BEGIN DATA SUPPLIED

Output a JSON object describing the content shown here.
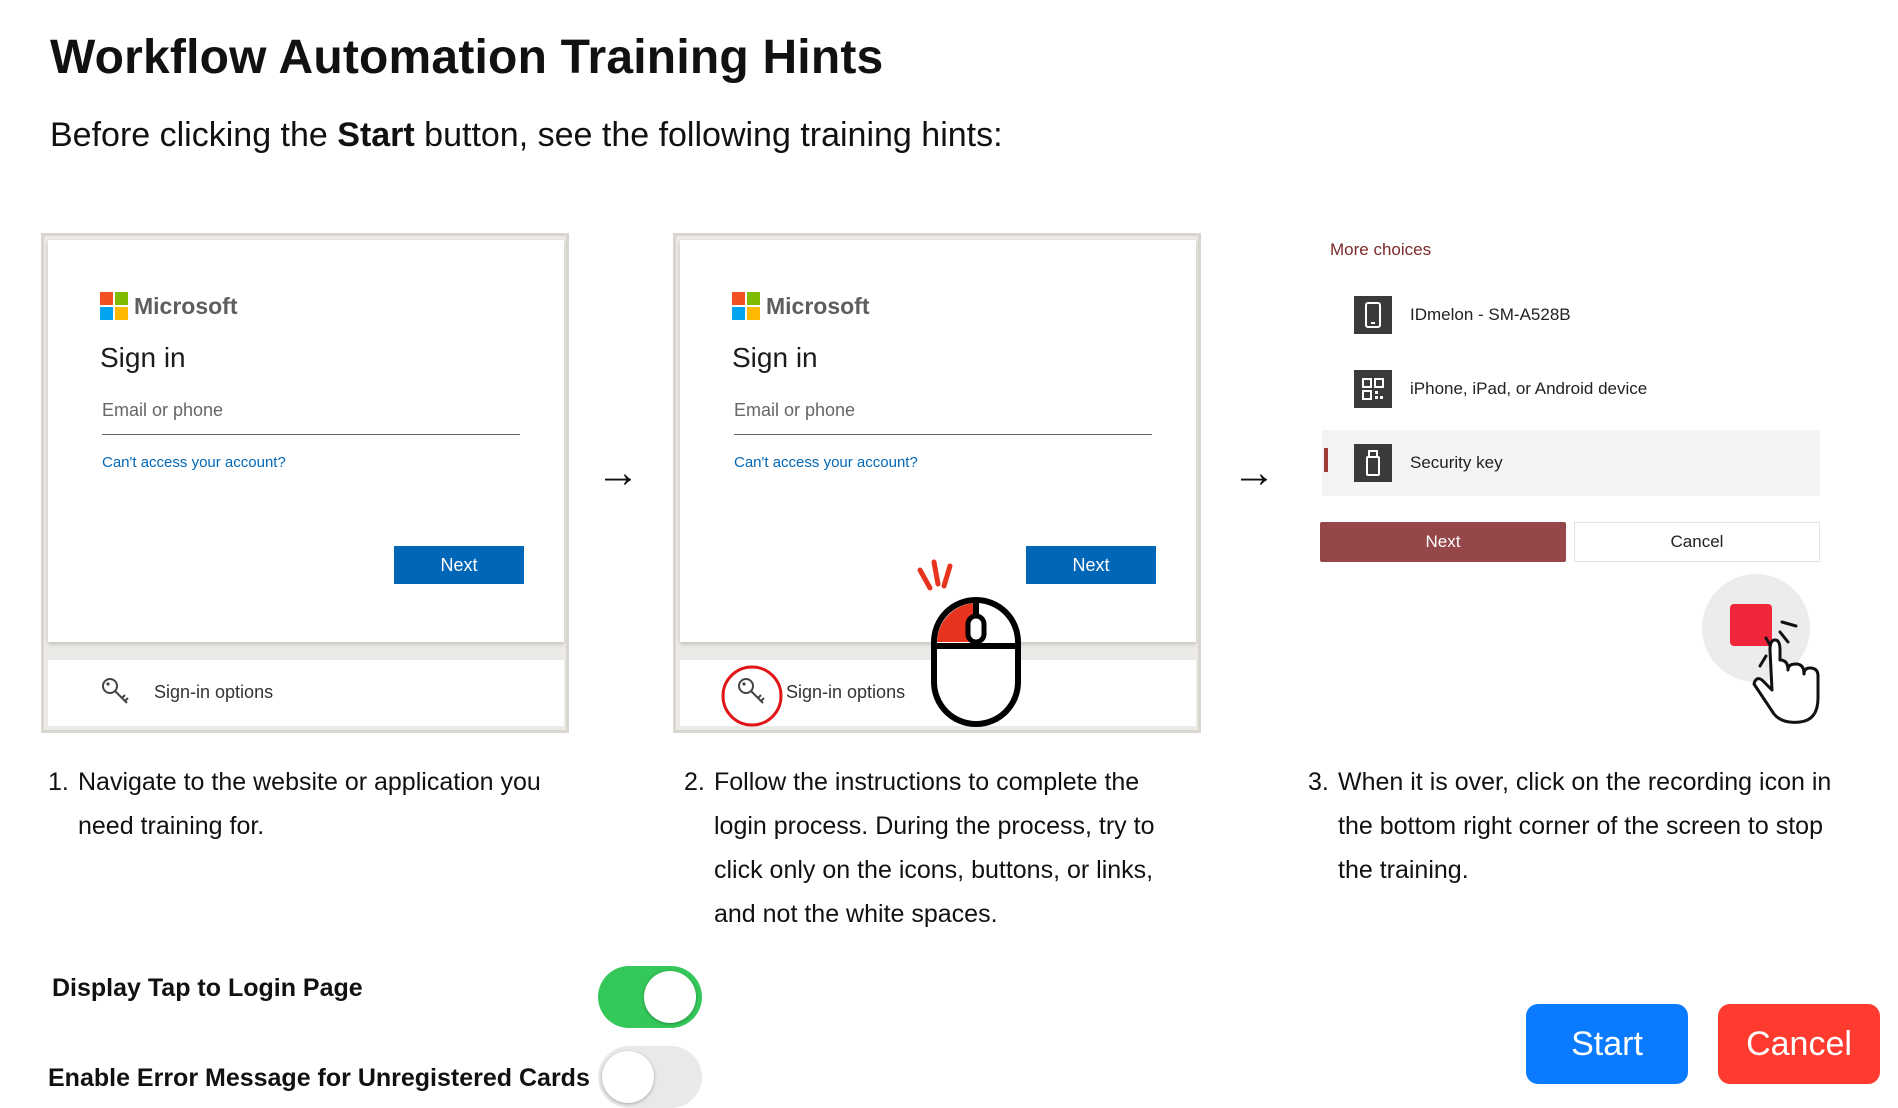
{
  "header": {
    "title": "Workflow Automation Training Hints",
    "subtitle_before": "Before clicking the ",
    "subtitle_bold": "Start",
    "subtitle_after": " button, see the following training hints:"
  },
  "signin_card": {
    "brand": "Microsoft",
    "heading": "Sign in",
    "email_placeholder": "Email or phone",
    "cant_access_link": "Can't access your account?",
    "next_label": "Next",
    "signin_options": "Sign-in options"
  },
  "more_choices": {
    "title": "More choices",
    "options": [
      {
        "label": "IDmelon - SM-A528B",
        "icon": "phone-icon"
      },
      {
        "label": "iPhone, iPad, or Android device",
        "icon": "qr-code-icon"
      },
      {
        "label": "Security key",
        "icon": "usb-key-icon"
      }
    ],
    "next_label": "Next",
    "cancel_label": "Cancel"
  },
  "steps": [
    {
      "num": "1.",
      "lines": [
        "Navigate to the website or application you",
        "need training for."
      ]
    },
    {
      "num": "2.",
      "lines": [
        "Follow the instructions to complete the",
        "login process. During the process, try to",
        "click only on the icons, buttons, or links,",
        "and not the white spaces."
      ]
    },
    {
      "num": "3.",
      "lines": [
        "When it is over, click on the recording icon in",
        "the bottom right corner of the screen to stop",
        "the training."
      ]
    }
  ],
  "settings": {
    "display_tap_label": "Display Tap to Login Page",
    "display_tap_enabled": true,
    "error_message_label": "Enable Error Message for Unregistered Cards",
    "error_message_enabled": false
  },
  "actions": {
    "start_label": "Start",
    "cancel_label": "Cancel"
  },
  "colors": {
    "start": "#0a7bff",
    "cancel": "#ff3b30",
    "toggle_on": "#34c759",
    "ms_blue": "#0067b8",
    "more_choices_next": "#96474a",
    "record": "#f0273a"
  }
}
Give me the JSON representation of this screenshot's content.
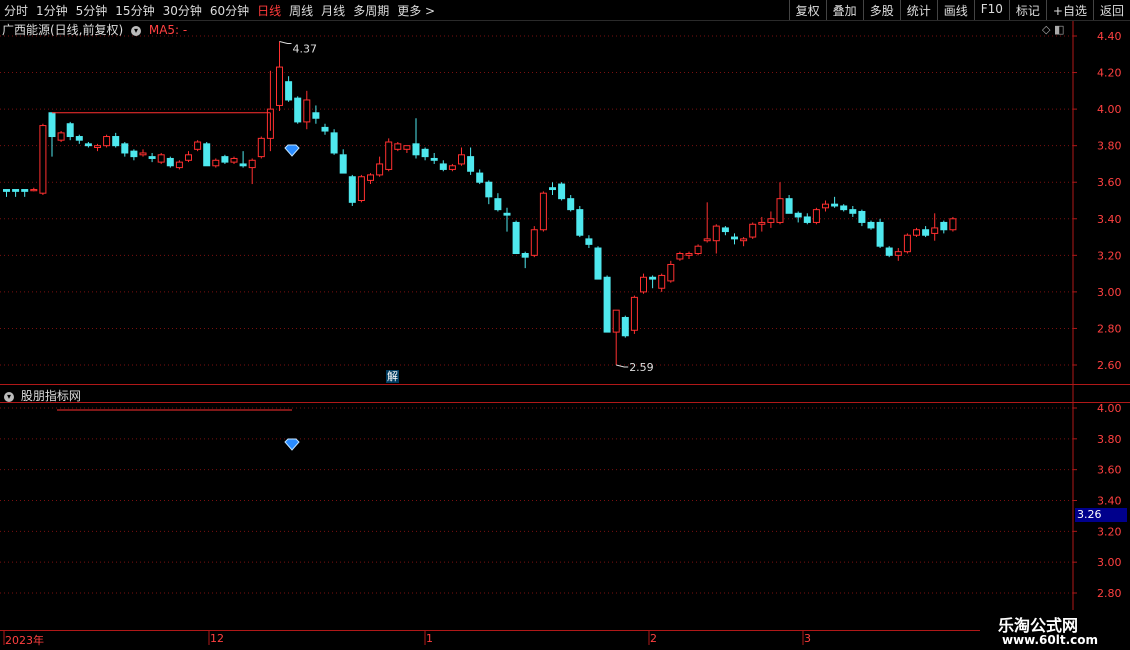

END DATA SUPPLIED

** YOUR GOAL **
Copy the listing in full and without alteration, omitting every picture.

** EXERCISE RESPONSE **
Output a JSON object describing the content shown here.
{
  "header": {
    "title": "Workflow Automation Training Hints",
    "subtitle_before": "Before clicking the ",
    "subtitle_bold": "Start",
    "subtitle_after": " button, see the following training hints:"
  },
  "signin_card": {
    "brand": "Microsoft",
    "heading": "Sign in",
    "email_placeholder": "Email or phone",
    "cant_access_link": "Can't access your account?",
    "next_label": "Next",
    "signin_options": "Sign-in options"
  },
  "more_choices": {
    "title": "More choices",
    "options": [
      {
        "label": "IDmelon - SM-A528B",
        "icon": "phone-icon"
      },
      {
        "label": "iPhone, iPad, or Android device",
        "icon": "qr-code-icon"
      },
      {
        "label": "Security key",
        "icon": "usb-key-icon"
      }
    ],
    "next_label": "Next",
    "cancel_label": "Cancel"
  },
  "steps": [
    {
      "num": "1.",
      "lines": [
        "Navigate to the website or application you",
        "need training for."
      ]
    },
    {
      "num": "2.",
      "lines": [
        "Follow the instructions to complete the",
        "login process. During the process, try to",
        "click only on the icons, buttons, or links,",
        "and not the white spaces."
      ]
    },
    {
      "num": "3.",
      "lines": [
        "When it is over, click on the recording icon in",
        "the bottom right corner of the screen to stop",
        "the training."
      ]
    }
  ],
  "settings": {
    "display_tap_label": "Display Tap to Login Page",
    "display_tap_enabled": true,
    "error_message_label": "Enable Error Message for Unregistered Cards",
    "error_message_enabled": false
  },
  "actions": {
    "start_label": "Start",
    "cancel_label": "Cancel"
  },
  "colors": {
    "start": "#0a7bff",
    "cancel": "#ff3b30",
    "toggle_on": "#34c759",
    "ms_blue": "#0067b8",
    "more_choices_next": "#96474a",
    "record": "#f0273a"
  }
}
Give me the JSON representation of this screenshot's content.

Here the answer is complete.